◆ PROBLEM DESCRIPTION
Could you please reproduce all the records below exactly, leaving out the images?

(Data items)
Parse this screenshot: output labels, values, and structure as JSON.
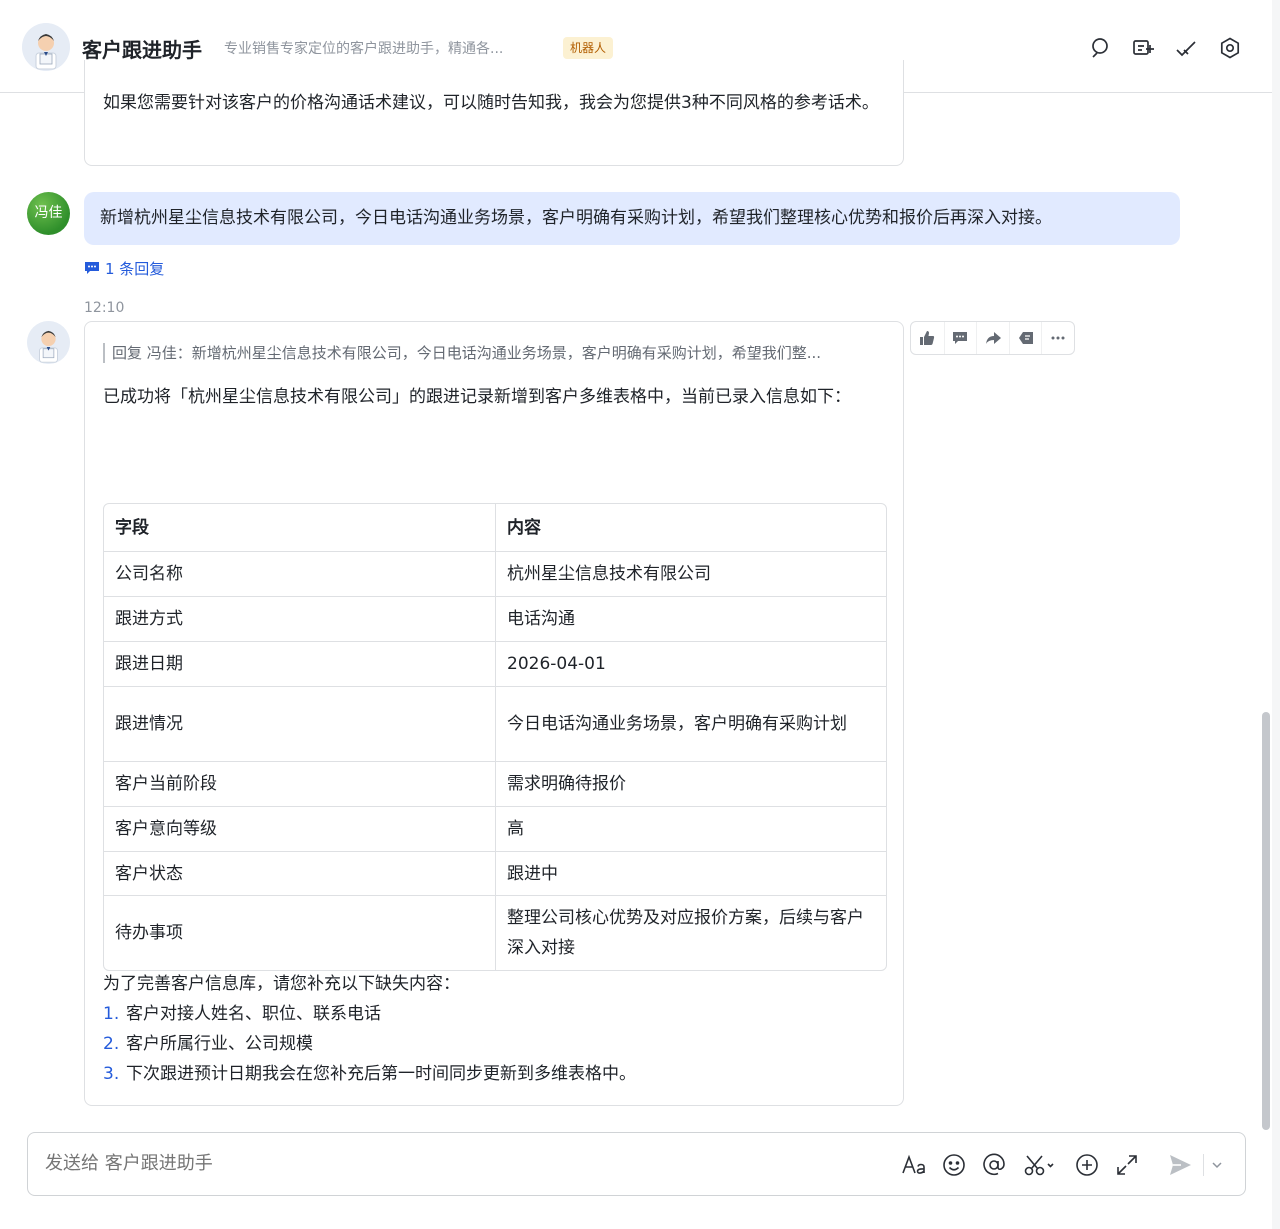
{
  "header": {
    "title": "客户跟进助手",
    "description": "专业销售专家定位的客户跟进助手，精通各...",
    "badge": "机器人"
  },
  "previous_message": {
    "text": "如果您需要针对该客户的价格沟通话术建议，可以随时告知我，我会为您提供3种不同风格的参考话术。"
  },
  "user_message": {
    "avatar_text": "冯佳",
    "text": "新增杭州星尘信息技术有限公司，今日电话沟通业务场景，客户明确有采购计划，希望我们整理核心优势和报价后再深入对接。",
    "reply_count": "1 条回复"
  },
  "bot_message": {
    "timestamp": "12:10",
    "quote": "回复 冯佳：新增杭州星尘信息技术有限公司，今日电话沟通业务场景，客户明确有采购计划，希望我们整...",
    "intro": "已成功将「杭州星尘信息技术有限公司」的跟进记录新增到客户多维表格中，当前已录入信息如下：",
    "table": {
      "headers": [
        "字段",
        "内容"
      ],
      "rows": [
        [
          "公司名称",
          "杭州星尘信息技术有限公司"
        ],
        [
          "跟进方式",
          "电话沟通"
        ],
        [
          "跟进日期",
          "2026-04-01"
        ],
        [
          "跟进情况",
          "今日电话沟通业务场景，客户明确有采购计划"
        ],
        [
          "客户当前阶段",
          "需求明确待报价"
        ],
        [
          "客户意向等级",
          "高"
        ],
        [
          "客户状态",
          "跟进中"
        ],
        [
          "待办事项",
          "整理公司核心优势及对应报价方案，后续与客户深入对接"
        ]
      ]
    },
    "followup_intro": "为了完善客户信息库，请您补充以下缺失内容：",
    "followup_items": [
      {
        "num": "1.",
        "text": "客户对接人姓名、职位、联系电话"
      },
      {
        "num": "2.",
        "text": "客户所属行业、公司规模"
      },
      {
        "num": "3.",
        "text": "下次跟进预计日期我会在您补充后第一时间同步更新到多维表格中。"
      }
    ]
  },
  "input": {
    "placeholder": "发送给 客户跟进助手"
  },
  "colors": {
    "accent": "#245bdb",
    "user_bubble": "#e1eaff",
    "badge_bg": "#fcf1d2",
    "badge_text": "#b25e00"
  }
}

◆ EXERCISE OUTPUT
Parse this screenshot: output labels, values, and structure as JSON.
{
  "header": {
    "title": "客户跟进助手",
    "description": "专业销售专家定位的客户跟进助手，精通各...",
    "badge": "机器人"
  },
  "previous_message": {
    "text": "如果您需要针对该客户的价格沟通话术建议，可以随时告知我，我会为您提供3种不同风格的参考话术。"
  },
  "user_message": {
    "avatar_text": "冯佳",
    "text": "新增杭州星尘信息技术有限公司，今日电话沟通业务场景，客户明确有采购计划，希望我们整理核心优势和报价后再深入对接。",
    "reply_count": "1 条回复"
  },
  "bot_message": {
    "timestamp": "12:10",
    "quote": "回复 冯佳：新增杭州星尘信息技术有限公司，今日电话沟通业务场景，客户明确有采购计划，希望我们整...",
    "intro": "已成功将「杭州星尘信息技术有限公司」的跟进记录新增到客户多维表格中，当前已录入信息如下：",
    "table": {
      "headers": [
        "字段",
        "内容"
      ],
      "rows": [
        [
          "公司名称",
          "杭州星尘信息技术有限公司"
        ],
        [
          "跟进方式",
          "电话沟通"
        ],
        [
          "跟进日期",
          "2026-04-01"
        ],
        [
          "跟进情况",
          "今日电话沟通业务场景，客户明确有采购计划"
        ],
        [
          "客户当前阶段",
          "需求明确待报价"
        ],
        [
          "客户意向等级",
          "高"
        ],
        [
          "客户状态",
          "跟进中"
        ],
        [
          "待办事项",
          "整理公司核心优势及对应报价方案，后续与客户深入对接"
        ]
      ]
    },
    "followup_intro": "为了完善客户信息库，请您补充以下缺失内容：",
    "followup_items": [
      {
        "num": "1.",
        "text": "客户对接人姓名、职位、联系电话"
      },
      {
        "num": "2.",
        "text": "客户所属行业、公司规模"
      },
      {
        "num": "3.",
        "text": "下次跟进预计日期我会在您补充后第一时间同步更新到多维表格中。"
      }
    ]
  },
  "input": {
    "placeholder": "发送给 客户跟进助手"
  },
  "colors": {
    "accent": "#245bdb",
    "user_bubble": "#e1eaff",
    "badge_bg": "#fcf1d2",
    "badge_text": "#b25e00"
  }
}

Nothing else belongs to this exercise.